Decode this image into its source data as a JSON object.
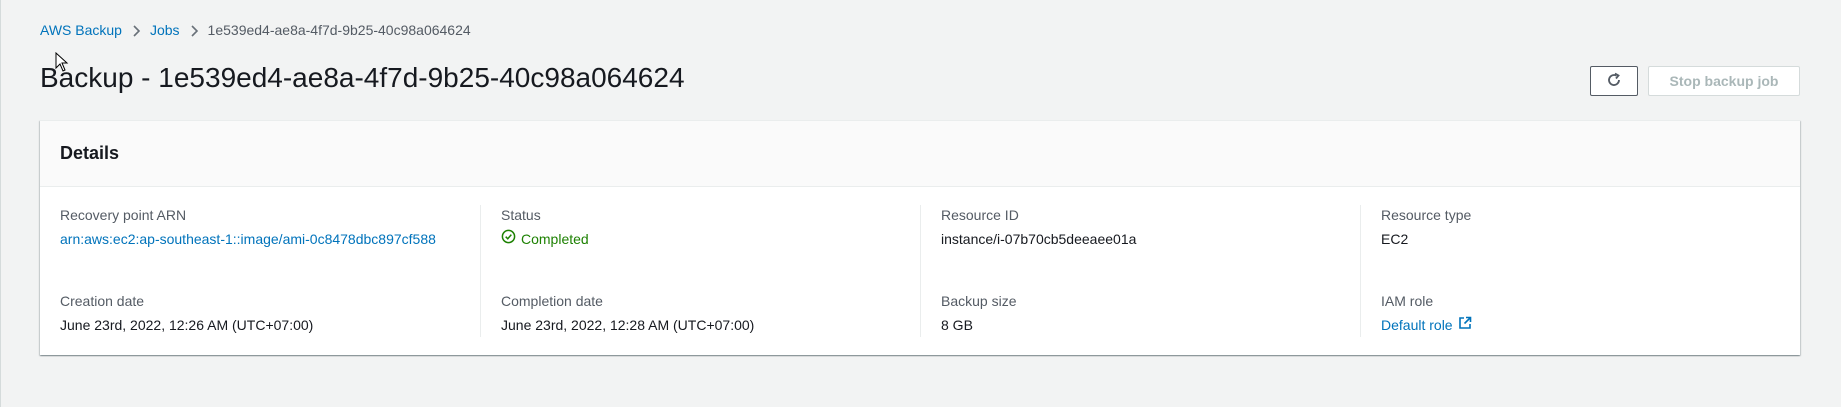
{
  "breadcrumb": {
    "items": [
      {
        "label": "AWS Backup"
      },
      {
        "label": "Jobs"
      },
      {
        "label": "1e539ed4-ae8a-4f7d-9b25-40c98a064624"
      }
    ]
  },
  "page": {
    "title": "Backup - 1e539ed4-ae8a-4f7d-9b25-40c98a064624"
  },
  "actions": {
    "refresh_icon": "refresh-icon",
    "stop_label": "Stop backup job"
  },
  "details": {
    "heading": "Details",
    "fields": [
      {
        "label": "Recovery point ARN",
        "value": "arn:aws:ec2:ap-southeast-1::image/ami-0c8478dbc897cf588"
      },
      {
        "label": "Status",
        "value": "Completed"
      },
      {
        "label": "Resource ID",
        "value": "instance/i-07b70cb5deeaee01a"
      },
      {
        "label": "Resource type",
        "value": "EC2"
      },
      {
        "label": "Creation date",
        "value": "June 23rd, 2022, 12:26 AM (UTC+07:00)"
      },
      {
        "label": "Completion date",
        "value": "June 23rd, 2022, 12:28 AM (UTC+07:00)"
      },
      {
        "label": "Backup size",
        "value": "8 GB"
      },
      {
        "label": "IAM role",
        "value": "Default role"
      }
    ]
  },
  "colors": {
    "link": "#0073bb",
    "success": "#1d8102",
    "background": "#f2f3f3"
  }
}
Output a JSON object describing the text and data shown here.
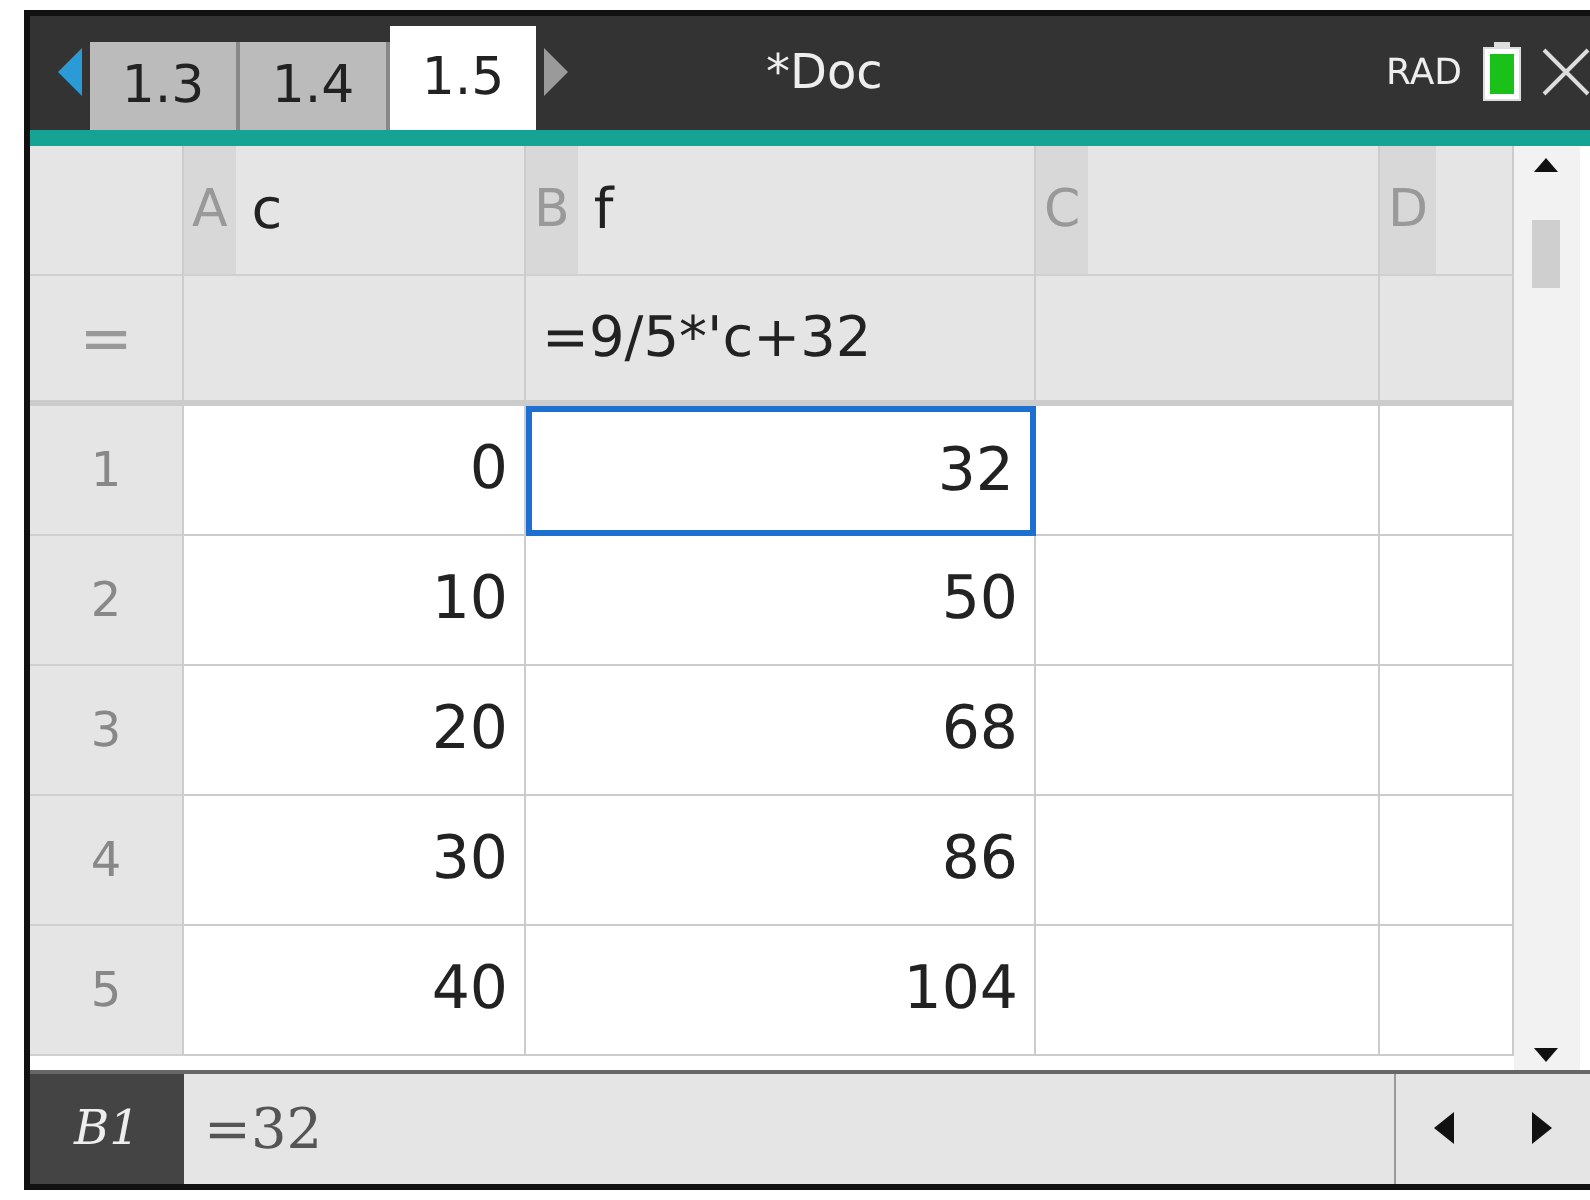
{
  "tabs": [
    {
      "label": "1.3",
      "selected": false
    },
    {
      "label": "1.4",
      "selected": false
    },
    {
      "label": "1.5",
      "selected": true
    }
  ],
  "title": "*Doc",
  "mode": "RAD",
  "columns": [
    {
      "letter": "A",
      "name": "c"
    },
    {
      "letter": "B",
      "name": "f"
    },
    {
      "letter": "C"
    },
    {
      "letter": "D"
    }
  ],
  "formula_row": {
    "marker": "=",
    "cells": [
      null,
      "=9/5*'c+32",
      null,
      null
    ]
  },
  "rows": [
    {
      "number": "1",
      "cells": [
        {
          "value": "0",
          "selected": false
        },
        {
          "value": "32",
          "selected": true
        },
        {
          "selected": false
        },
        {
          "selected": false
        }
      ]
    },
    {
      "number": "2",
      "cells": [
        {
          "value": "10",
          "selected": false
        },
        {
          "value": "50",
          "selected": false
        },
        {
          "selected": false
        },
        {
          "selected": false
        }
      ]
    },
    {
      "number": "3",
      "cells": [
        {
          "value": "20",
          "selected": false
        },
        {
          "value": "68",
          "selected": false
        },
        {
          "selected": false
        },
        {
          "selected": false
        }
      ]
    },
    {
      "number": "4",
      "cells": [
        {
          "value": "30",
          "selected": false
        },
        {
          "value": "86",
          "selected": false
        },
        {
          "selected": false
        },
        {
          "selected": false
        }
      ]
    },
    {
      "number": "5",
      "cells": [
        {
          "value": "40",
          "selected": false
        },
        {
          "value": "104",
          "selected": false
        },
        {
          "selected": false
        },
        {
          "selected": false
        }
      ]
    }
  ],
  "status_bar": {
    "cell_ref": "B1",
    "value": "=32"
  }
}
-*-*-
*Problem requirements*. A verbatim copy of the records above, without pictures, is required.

*Finished exercise*.
Decode this image into its source data as a JSON object.
{
  "breadcrumb": {
    "items": [
      {
        "label": "AWS Backup"
      },
      {
        "label": "Jobs"
      },
      {
        "label": "1e539ed4-ae8a-4f7d-9b25-40c98a064624"
      }
    ]
  },
  "page": {
    "title": "Backup - 1e539ed4-ae8a-4f7d-9b25-40c98a064624"
  },
  "actions": {
    "refresh_icon": "refresh-icon",
    "stop_label": "Stop backup job"
  },
  "details": {
    "heading": "Details",
    "fields": [
      {
        "label": "Recovery point ARN",
        "value": "arn:aws:ec2:ap-southeast-1::image/ami-0c8478dbc897cf588"
      },
      {
        "label": "Status",
        "value": "Completed"
      },
      {
        "label": "Resource ID",
        "value": "instance/i-07b70cb5deeaee01a"
      },
      {
        "label": "Resource type",
        "value": "EC2"
      },
      {
        "label": "Creation date",
        "value": "June 23rd, 2022, 12:26 AM (UTC+07:00)"
      },
      {
        "label": "Completion date",
        "value": "June 23rd, 2022, 12:28 AM (UTC+07:00)"
      },
      {
        "label": "Backup size",
        "value": "8 GB"
      },
      {
        "label": "IAM role",
        "value": "Default role"
      }
    ]
  },
  "colors": {
    "link": "#0073bb",
    "success": "#1d8102",
    "background": "#f2f3f3"
  }
}
Output a JSON object describing the text and data shown here.
{
  "tabs": [
    {
      "label": "1.3",
      "selected": false
    },
    {
      "label": "1.4",
      "selected": false
    },
    {
      "label": "1.5",
      "selected": true
    }
  ],
  "title": "*Doc",
  "mode": "RAD",
  "columns": [
    {
      "letter": "A",
      "name": "c"
    },
    {
      "letter": "B",
      "name": "f"
    },
    {
      "letter": "C"
    },
    {
      "letter": "D"
    }
  ],
  "formula_row": {
    "marker": "=",
    "cells": [
      null,
      "=9/5*'c+32",
      null,
      null
    ]
  },
  "rows": [
    {
      "number": "1",
      "cells": [
        {
          "value": "0",
          "selected": false
        },
        {
          "value": "32",
          "selected": true
        },
        {
          "selected": false
        },
        {
          "selected": false
        }
      ]
    },
    {
      "number": "2",
      "cells": [
        {
          "value": "10",
          "selected": false
        },
        {
          "value": "50",
          "selected": false
        },
        {
          "selected": false
        },
        {
          "selected": false
        }
      ]
    },
    {
      "number": "3",
      "cells": [
        {
          "value": "20",
          "selected": false
        },
        {
          "value": "68",
          "selected": false
        },
        {
          "selected": false
        },
        {
          "selected": false
        }
      ]
    },
    {
      "number": "4",
      "cells": [
        {
          "value": "30",
          "selected": false
        },
        {
          "value": "86",
          "selected": false
        },
        {
          "selected": false
        },
        {
          "selected": false
        }
      ]
    },
    {
      "number": "5",
      "cells": [
        {
          "value": "40",
          "selected": false
        },
        {
          "value": "104",
          "selected": false
        },
        {
          "selected": false
        },
        {
          "selected": false
        }
      ]
    }
  ],
  "status_bar": {
    "cell_ref": "B1",
    "value": "=32"
  }
}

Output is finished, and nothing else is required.